It is so important to read and discuss books that highlight students with disabilities. Not only does it help students become more knowledgeable and understanding about specific needs and challenges, but it also helps kids to become more inclusive, too.
All students can relate to these books in some way, supporting the overarching idea that celebrating our differences is often what brings us together.
Here are some books to highlight kids with disabilities:
My Sister, Alicia May by Nancy Tupper Ling – This beautifully illustrated book shares the story of Rachel and her sister, Alicia May, who has Down syndrome. This honest story highlights how similar we all are. The author writes, “In some ways, my sister is like any six-year-old. She likes dogs and horses. She likes to paint her toenails with polka dots, and she loves bugs.” I love the message that even if we are all different in our own ways, we are often so similar, too.
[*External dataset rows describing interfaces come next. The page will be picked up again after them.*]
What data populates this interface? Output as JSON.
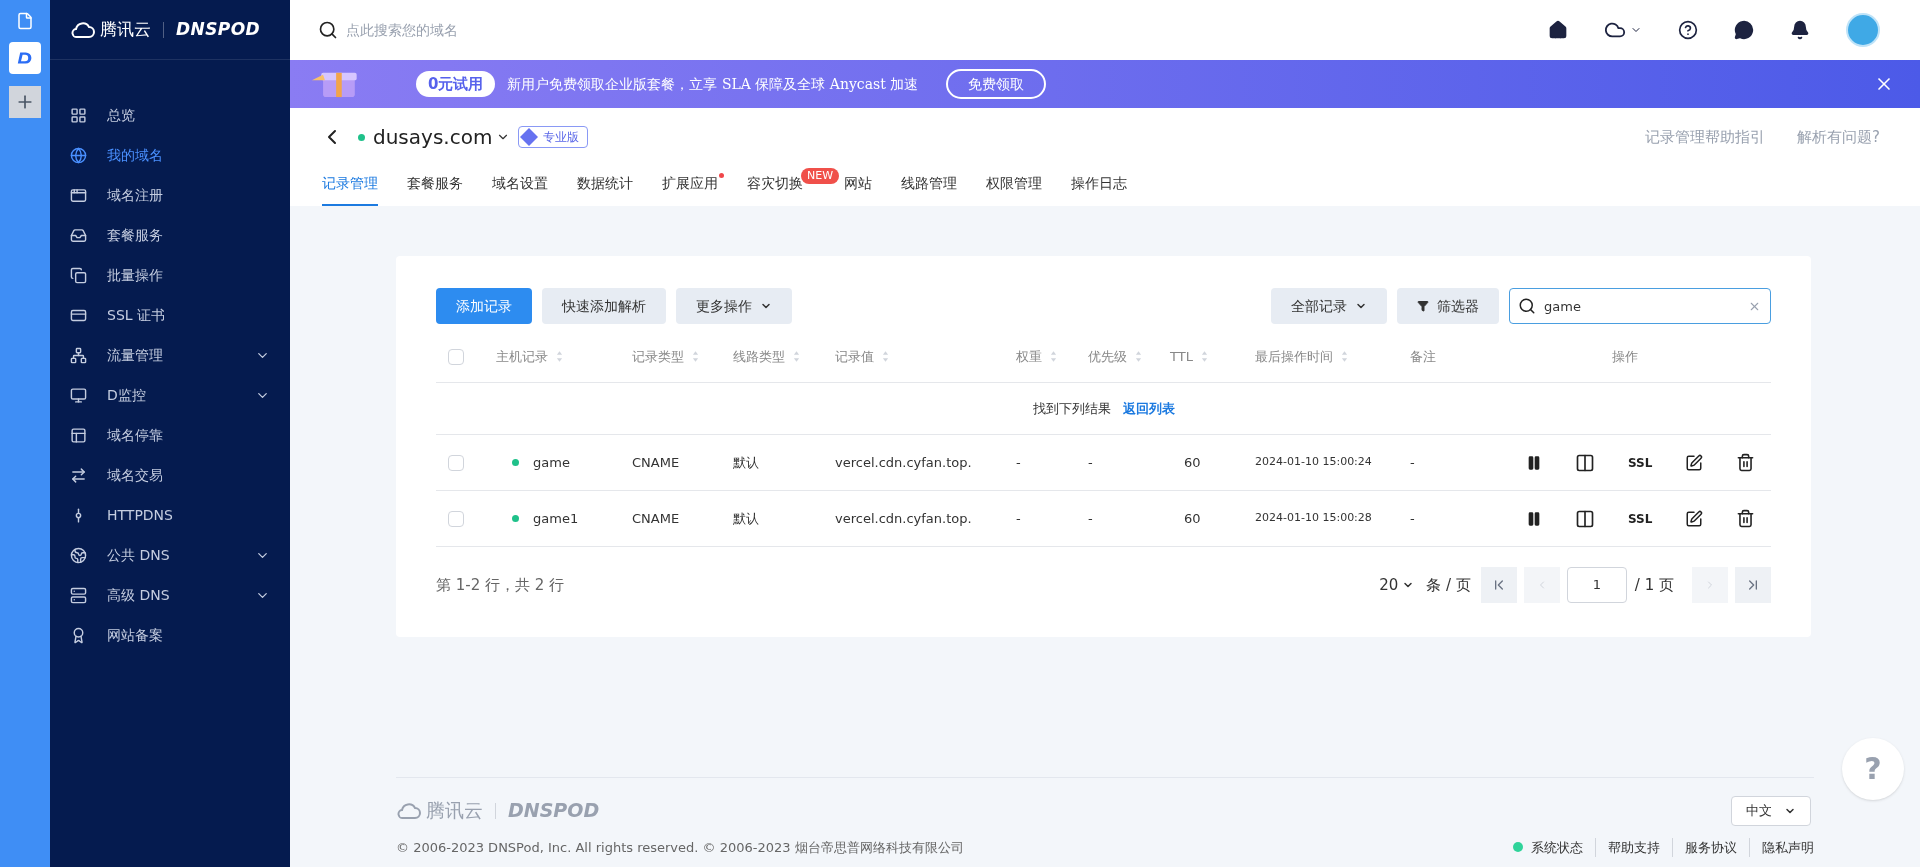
{
  "brand": {
    "cloud_name": "腾讯云",
    "product": "DNSPOD"
  },
  "sidebar": {
    "items": [
      {
        "label": "总览",
        "selected": false,
        "kind": "link"
      },
      {
        "label": "我的域名",
        "selected": true,
        "kind": "link"
      },
      {
        "label": "域名注册",
        "selected": false,
        "kind": "link"
      },
      {
        "label": "套餐服务",
        "selected": false,
        "kind": "link"
      },
      {
        "label": "批量操作",
        "selected": false,
        "kind": "link"
      },
      {
        "label": "SSL 证书",
        "selected": false,
        "kind": "link"
      },
      {
        "label": "流量管理",
        "selected": false,
        "kind": "group"
      },
      {
        "label": "D监控",
        "selected": false,
        "kind": "group"
      },
      {
        "label": "域名停靠",
        "selected": false,
        "kind": "link"
      },
      {
        "label": "域名交易",
        "selected": false,
        "kind": "link"
      },
      {
        "label": "HTTPDNS",
        "selected": false,
        "kind": "link"
      },
      {
        "label": "公共 DNS",
        "selected": false,
        "kind": "group"
      },
      {
        "label": "高级 DNS",
        "selected": false,
        "kind": "group"
      },
      {
        "label": "网站备案",
        "selected": false,
        "kind": "link"
      }
    ]
  },
  "topbar": {
    "search_placeholder": "点此搜索您的域名"
  },
  "banner": {
    "badge": "0元试用",
    "text": "新用户免费领取企业版套餐，立享 SLA 保障及全球 Anycast 加速",
    "button": "免费领取"
  },
  "domain": {
    "name": "dusays.com",
    "enabled": true,
    "plan": "专业版",
    "links": [
      "记录管理帮助指引",
      "解析有问题?"
    ]
  },
  "tabs": [
    {
      "label": "记录管理",
      "selected": true
    },
    {
      "label": "套餐服务",
      "selected": false
    },
    {
      "label": "域名设置",
      "selected": false
    },
    {
      "label": "数据统计",
      "selected": false
    },
    {
      "label": "扩展应用",
      "selected": false,
      "dot": true
    },
    {
      "label": "容灾切换",
      "selected": false,
      "badge": "NEW"
    },
    {
      "label": "网站",
      "selected": false
    },
    {
      "label": "线路管理",
      "selected": false
    },
    {
      "label": "权限管理",
      "selected": false
    },
    {
      "label": "操作日志",
      "selected": false
    }
  ],
  "toolbar": {
    "left": [
      {
        "label": "添加记录",
        "kind": "primary"
      },
      {
        "label": "快速添加解析",
        "kind": "plain"
      },
      {
        "label": "更多操作",
        "kind": "dropdown"
      }
    ],
    "right": [
      {
        "label": "全部记录",
        "kind": "dropdown"
      },
      {
        "label": "筛选器",
        "kind": "filter"
      }
    ],
    "search_value": "game"
  },
  "table": {
    "select_all_checked": false,
    "columns": [
      {
        "label": "主机记录",
        "sortable": true
      },
      {
        "label": "记录类型",
        "sortable": true
      },
      {
        "label": "线路类型",
        "sortable": true
      },
      {
        "label": "记录值",
        "sortable": true
      },
      {
        "label": "权重",
        "sortable": true
      },
      {
        "label": "优先级",
        "sortable": true
      },
      {
        "label": "TTL",
        "sortable": true
      },
      {
        "label": "最后操作时间",
        "sortable": true
      },
      {
        "label": "备注",
        "sortable": false
      },
      {
        "label": "操作",
        "sortable": false
      }
    ],
    "notice": {
      "text": "找到下列结果",
      "link": "返回列表"
    },
    "rows": [
      {
        "checked": false,
        "enabled": true,
        "host": "game",
        "type": "CNAME",
        "line": "默认",
        "value": "vercel.cdn.cyfan.top.",
        "weight": "-",
        "priority": "-",
        "ttl": "60",
        "time": "2024-01-10 15:00:24",
        "remark": "-",
        "ssl": "SSL"
      },
      {
        "checked": false,
        "enabled": true,
        "host": "game1",
        "type": "CNAME",
        "line": "默认",
        "value": "vercel.cdn.cyfan.top.",
        "weight": "-",
        "priority": "-",
        "ttl": "60",
        "time": "2024-01-10 15:00:28",
        "remark": "-",
        "ssl": "SSL"
      }
    ]
  },
  "pagination": {
    "summary": "第 1-2 行，共 2 行",
    "page_size": "20",
    "unit": "条 / 页",
    "page": "1",
    "total": "/ 1 页"
  },
  "footer": {
    "cloud_name": "腾讯云",
    "product": "DNSPOD",
    "copyright": "© 2006-2023 DNSPod, Inc. All rights reserved. © 2006-2023 烟台帝思普网络科技有限公司",
    "language": "中文",
    "status": {
      "label": "系统状态",
      "color": "#2fd39a"
    },
    "links": [
      "帮助支持",
      "服务协议",
      "隐私声明"
    ]
  },
  "help_button": "?"
}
Isaac and His Amazing Asperger Superpowers! by Melanie Walsh – I love the idea of comparing someone with Aspergers’s to a superhero. This is a great book to help identify and discuss all the strengths that come along with autism! My favorite line is, “You can’t catch it. It just means my brain works a little differently.” By teaching kids that people with autism are unique and think differently, we can promote acceptance for everyone.
Jack’s Worry by Sam Zuppardi – In this story, Jack is ready to play his trumpet for the concert, but realizes he has a worry that just won’t go away. Jack struggles with his feelings of anxiety until he talks about them and gets the help he needs. My favorite part of this story is that it doesn’t show a “perfect” ending. Feelings of worry can still be there, but you can get through them!
My Brother Charlie by Holly Robinson Peete and Ryan Elizabeth Peete – This book is written from the perspective of Callie, Charlie’s twin sister, and highlights the real challenges and positives that kids with autism have. Charlie struggles with using his words and even saying, “I love you,” but Callie notices that Charlie show his love in different ways.
Mrs. Gorski, I Think I Have the Wiggle Fidgets by Barbara Esham – This story highlights David, who is working to overcome the “wiggle fidgets.” He learns strategies to help him stay focused in class and make good choices, like playing with a fidget, using a silent timer, and using attention cards. For kids who struggle with ADHD or just paying attention in class from time to time, this is a helpful read!
My Buddy by Audrey Osofsky – A boy with muscular dystrophy tells the story of how his dog, Buddy, helps him throughout his daily life. This can be a great text to highlight that fair isn’t always exactly equal. Even though not everyone can, the boy brings his dog around everywhere because it’s what he really needs to be successful.
My Three Best Friends and Me, Zulay by Cari Best– This is a story about Zulay, a strong and smart 1st grader who is also blind. Zulay and her friends are very much typical 1st graders who love to sing and laugh. When field day comes around, Zulay wants to run in a race, and with some supports, she shows everyone that she can make it happen.
If You’re So Smart, How Come You Can’t Spell Mississippi by Barbara Esham – I love this book because it highlights dyslexia in a clear and meaningful way. Katie’s dad is a smart and hardworking attorney in Chicago. He is the smartest person she’s ever know, but he can’t spell Mississippi! When Katie finds out her father has dyslexia, she goes ahead to do her own research and find out what that really means.
All Are Welcome by Alexandra Penfold – While this book doesn’t specifically target kids with disabilities, I think it’s an important one to mention because of its overt theme of inclusiveness across the board. This is a timeless picture book focused on diversity and inclusion of everyone. It’s a must-read for every classroom.
Ella Bella Just Can’t Tell Ya! by Hallie Sherman – I know I’m over 9 books here, but I just had to add this one in after grabbing it. The story is about a young girl who struggles with word retrieval challenges. She works to learn strategies to help her along the way. SO many lessons can be learned from this book, including empathy and perseverance.
I hope you love this list as much as I do! If you have other suggestions for great books to highlight learners with disabilities in a positive way, please feel free to mention in the comments.